Maybe there’s a passage you’d like to excerpt for a report. We don’t just read books anymore; we also use them as tools. As personal computers proliferate, they create a tacit demand for digital content that goes beyond spreadsheets and databases. Books in digital form literally create new dimensions of accessibility and flexibility.

Don’t ignore the reality that, thanks to the Sony Walkman and car stereos, audio books have become a $1-billion-a-year business. Conventional publishers are only now acknowledging that a little cheap technology can go a long way toward adding value to a product. Digitized books would be far easier and cheaper to produce than audio books.

But wouldn’t authors want to sell their digitized books separately, just like audiotapes? Well, first of all, who really wants to pay $19.95 to read 230 pages on a computer screen? The key is to recognize that the digital and printed versions are complements to, not substitutes for each other.

Publishers have got to get beyond the simplistic notion that paper is obsolete and computers represent the future. In reality, the printed version makes the digital version that much more valuable. The challenge is to figure out how to design, build and profit from complementary media.


Worried about illegal copying? Copy protection technologies exist, but why not encourage copying of certain kinds of books? Book publishers have survived the Xerox machine and the public library system. They’ll survive the microchip as well.

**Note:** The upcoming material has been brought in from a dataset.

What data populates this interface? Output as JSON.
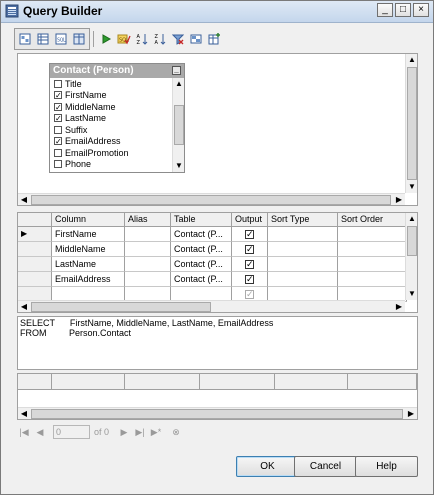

If authors are really concerned, they can simply refuse to allow a digital version of their book to be made. However, a Tom Peters would probably be delighted that managers were using digitized portions of “Liberation Management” for their presentations. More business people might buy a copy of Bartlett’s Quotations if they knew a disk would make it easy to snatch quotes for their own speeches. College students would love digital versions of their textbooks.

In other words, the presence of digital versions should boost book sales overall. That tends to happen when you give people more for their money.

“Publishers are beginning to look at putting all kinds of their books on disks,” said Carrie Friemuth, associate publisher of Times Books, a unit of Random House. “I don’t know of any publisher who is considering packaging them in quite that way. . . . We might be receptive to it; we’re now interested more broadly in distributing ideas, not just in publishing bound books.”


“I have no doubt that this may be one of the ways that electronic stuff will be popularized,” said Bob Stein, whose Voyager Co. has published digitized versions of Michael Crichton’s “Jurassic Park” and Lewis Carroll’s “Alice in Wonderland.” “Over a generation, we are going to change the locus of the reading experience for a lot of people. If McGraw-Hill or Simon & Schuster packaged their nonfiction books this way, they definitely would be adding value to the book.”

To be sure, the McLuhanatics swear that books will soon be as dead as the trees they’re printed on: The future lies in multimedia CD-ROMs--compact discs that blend interactive graphics, sound and text on a personal computer. Of course, it will take a few years before that technology hits mass-market proportions. What’s more, CD-ROM books are expensive to produce.

“Bundling in a floppy disk would be less expensive,” said Harriet Rubin, who publishes Doubleday’s popular Currency line of business books.

She can easily see bundling disks into many of her books within two years, she said, but added that “there is a tremendous resistance to technology in the publishing industry. . . . This is not an industry that embraces innovation.”


Perhaps disks will never become as integral to nonfiction books as page numbers and indexes, but that doesn’t mean book publishers will be able to avoid the way digital technologies can redefine their products. Maybe you can’t judge a book by its cover, but you might judge its publisher by whether its books are available on disk.